§ YOUR TASK
Would you copy all lines in the data that contain the word "text"?

§ STUDY MATERIAL
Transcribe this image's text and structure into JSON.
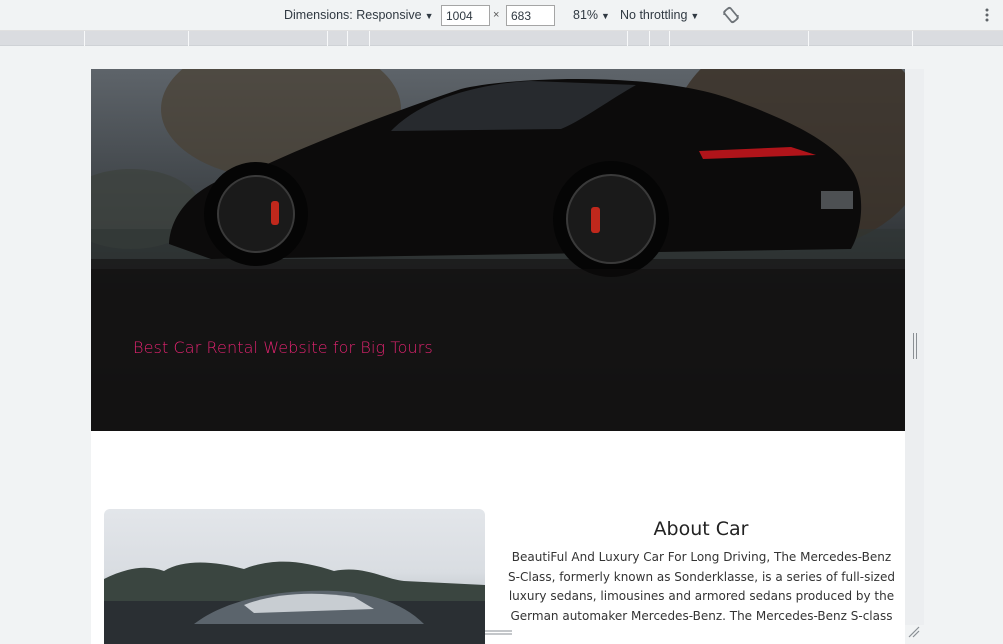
{
  "devtools": {
    "dimensions_label": "Dimensions: Responsive",
    "width_value": "1004",
    "times": "×",
    "height_value": "683",
    "zoom": "81%",
    "throttling": "No throttling"
  },
  "icons": {
    "dropdown": "chevron-down-icon",
    "rotate": "rotate-icon",
    "more": "more-vertical-icon"
  },
  "hero": {
    "tagline": "Best Car Rental Website for Big Tours"
  },
  "about": {
    "title": "About Car",
    "text": "BeautiFul And Luxury Car For Long Driving, The Mercedes-Benz S-Class, formerly known as Sonderklasse, is a series of full-sized luxury sedans, limousines and armored sedans produced by the German automaker Mercedes-Benz. The Mercedes-Benz S-class"
  },
  "colors": {
    "accent": "#e0236f",
    "toolbar_bg": "#f1f3f4"
  }
}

§ ANSWER AREA
Transcribe this image's text and structure into JSON.
    "text": "BeautiFul And Luxury Car For Long Driving, The Mercedes-Benz S-Class, formerly known as Sonderklasse, is a series of full-sized luxury sedans, limousines and armored sedans produced by the German automaker Mercedes-Benz. The Mercedes-Benz S-class"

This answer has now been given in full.